Music Leader with Young Participant, playing clarinet
Orchestras for All

As part of the nomination process for the National Orchestra for All, we gather information from nominating teachers on young people's musical ability and a wide range of information on the challenges they face in accessing music-making opportunities. Each year we create a brand-new instrumentation template to reflect this, tailoring the parts to suit the ability levels and additional support needs of each member of the orchestra. Considering social skills and experiences, ensemble experience, and balancing accessibility and skill level with stretch and challenge, we allocate parts and seats individually to try to ensure the best possible musical experience. This process is carried out through face-to-face team discussion and the involvement of our orchestral tutor teams. We identify difficult passages in advance and provide the young musicians with highlighted parts and a supporting music learning pack to assist them in their preparation for the start of the Summer Course.

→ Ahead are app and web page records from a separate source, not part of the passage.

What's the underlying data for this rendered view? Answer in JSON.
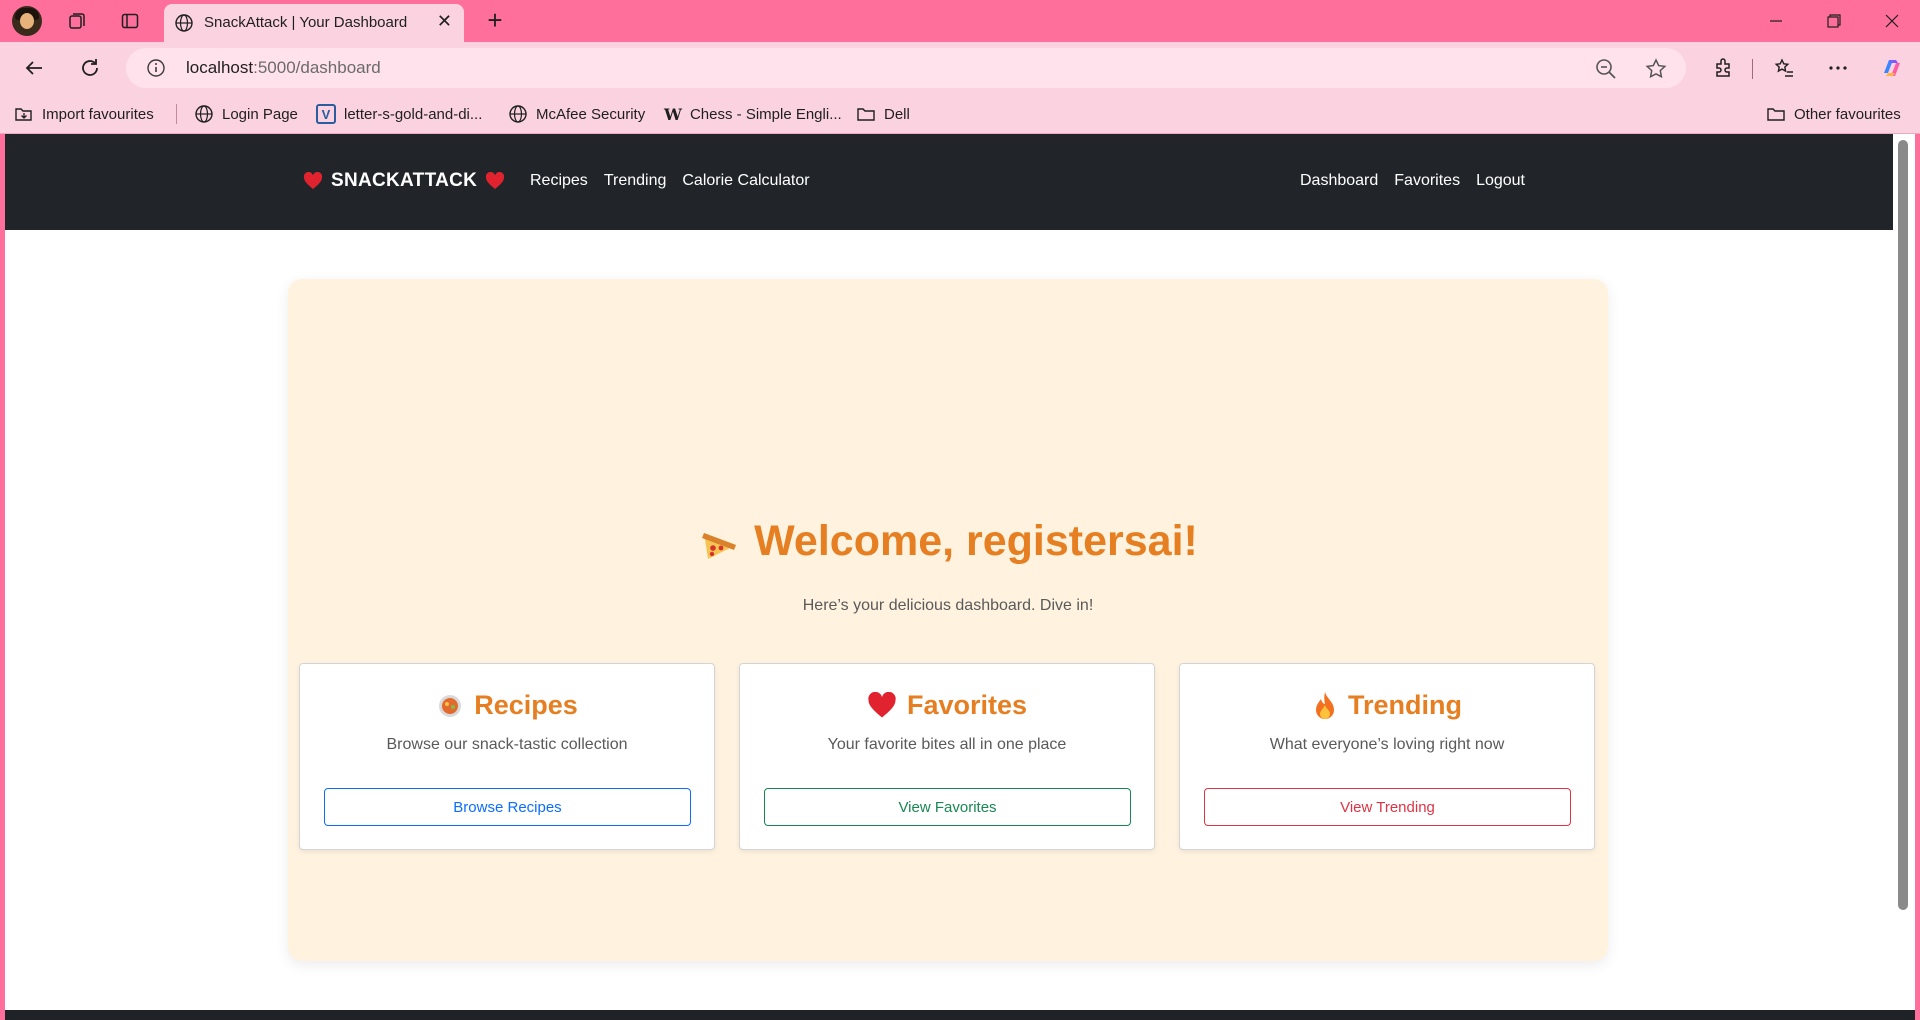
{
  "browser": {
    "tab_title": "SnackAttack | Your Dashboard",
    "url_host": "localhost",
    "url_path": ":5000/dashboard",
    "bookmarks": [
      "Import favourites",
      "Login Page",
      "letter-s-gold-and-di...",
      "McAfee Security",
      "Chess - Simple Engli...",
      "Dell"
    ],
    "other_favourites": "Other favourites"
  },
  "site": {
    "brand": "SNACKATTACK",
    "nav_left": [
      "Recipes",
      "Trending",
      "Calorie Calculator"
    ],
    "nav_right": [
      "Dashboard",
      "Favorites",
      "Logout"
    ]
  },
  "hero": {
    "welcome": "Welcome, registersai!",
    "subtitle": "Here’s your delicious dashboard. Dive in!"
  },
  "cards": [
    {
      "title": "Recipes",
      "desc": "Browse our snack-tastic collection",
      "button": "Browse Recipes",
      "icon": "soup-bowl-icon"
    },
    {
      "title": "Favorites",
      "desc": "Your favorite bites all in one place",
      "button": "View Favorites",
      "icon": "heart-icon"
    },
    {
      "title": "Trending",
      "desc": "What everyone’s loving right now",
      "button": "View Trending",
      "icon": "fire-icon"
    }
  ],
  "colors": {
    "chrome": "#ff6f9b",
    "toolbar": "#fbd3e0",
    "site_nav": "#212529",
    "hero_bg": "#fff3e0",
    "accent": "#e67e22",
    "btn_blue": "#0d6efd",
    "btn_green": "#198754",
    "btn_red": "#dc3545"
  }
}
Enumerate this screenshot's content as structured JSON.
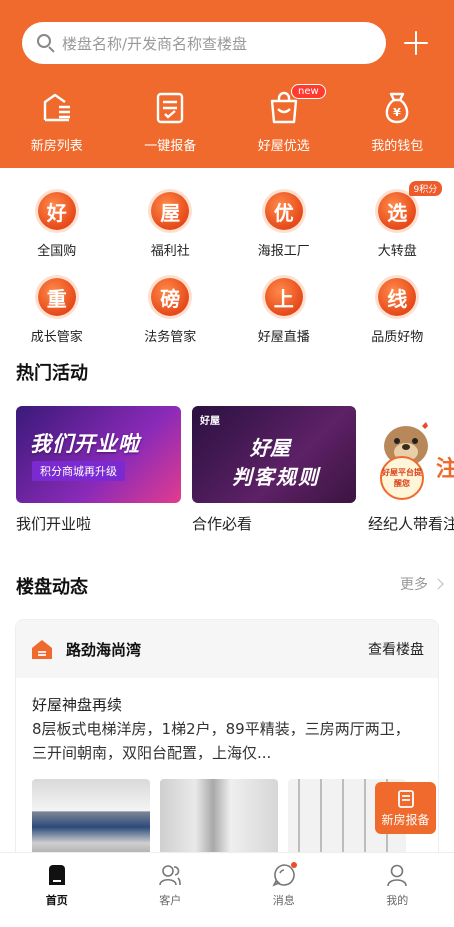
{
  "search": {
    "placeholder": "楼盘名称/开发商名称查楼盘"
  },
  "header": {
    "quick_actions": [
      {
        "label": "新房列表",
        "icon": "building-list-icon"
      },
      {
        "label": "一键报备",
        "icon": "report-form-icon"
      },
      {
        "label": "好屋优选",
        "icon": "shopping-bag-icon",
        "badge": "new"
      },
      {
        "label": "我的钱包",
        "icon": "money-bag-icon"
      }
    ]
  },
  "grid": {
    "items": [
      {
        "glyph": "好",
        "label": "全国购"
      },
      {
        "glyph": "屋",
        "label": "福利社"
      },
      {
        "glyph": "优",
        "label": "海报工厂"
      },
      {
        "glyph": "选",
        "label": "大转盘",
        "badge": "9积分"
      },
      {
        "glyph": "重",
        "label": "成长管家"
      },
      {
        "glyph": "磅",
        "label": "法务管家"
      },
      {
        "glyph": "上",
        "label": "好屋直播"
      },
      {
        "glyph": "线",
        "label": "品质好物"
      }
    ]
  },
  "hot": {
    "title": "热门活动",
    "banners": [
      {
        "label": "我们开业啦",
        "art_title": "我们开业啦",
        "art_sub": "积分商城再升级"
      },
      {
        "label": "合作必看",
        "art_logo": "好屋",
        "art_line1": "好屋",
        "art_line2": "判客规则"
      },
      {
        "label": "经纪人带看注",
        "art_tag": "好屋平台提醒您",
        "art_text": "注"
      }
    ]
  },
  "dynamics": {
    "title": "楼盘动态",
    "more": "更多",
    "card": {
      "name": "路劲海尚湾",
      "link": "查看楼盘",
      "subtitle": "好屋神盘再续",
      "description": "8层板式电梯洋房，1梯2户，89平精装，三房两厅两卫，三开间朝南，双阳台配置，上海仅..."
    }
  },
  "float_button": {
    "label": "新房报备"
  },
  "tabbar": {
    "tabs": [
      {
        "label": "首页",
        "active": true
      },
      {
        "label": "客户"
      },
      {
        "label": "消息"
      },
      {
        "label": "我的"
      }
    ]
  },
  "colors": {
    "accent": "#ef6a2c",
    "badge_red": "#ff3b30"
  }
}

Aside from traditional full and sectional rehearsals, we offer a range of musical activities which develop core musical skills. For example, our November 2017 Winter Sessions facilitated NOFA members to collaboratively and aurally compose music inspired by dance and movement, without written music. This helps make music accessible for those who find notated repertoire most challenging and takes account of the young people’s different starting points in music. Similarly, one of our Summer Course 2018 pieces, a Ghanaian song, was taught to all players aurally, without the use of notated music. 

Taken from Orchestras for All


Drake Music: Music sessions involving young musicians with additional needs commonly have an increased time allowance, both to ensure personal comfort and to enable individuals to work towards personal and musical outcomes in an unhurried atmosphere.

Example: A school is running an accessible music course for its Key Stage 4 class. The majority of the young musicians have physical impairments and many of them use a VOCA to communicate. The music leader plans the weekly lessons around a 'whole morning' delivery time. This enables enough time for a 30 minute comfort break as well as sufficient time for the class to fully access the practical activities, carry out assessment tasks and express their opinions independently.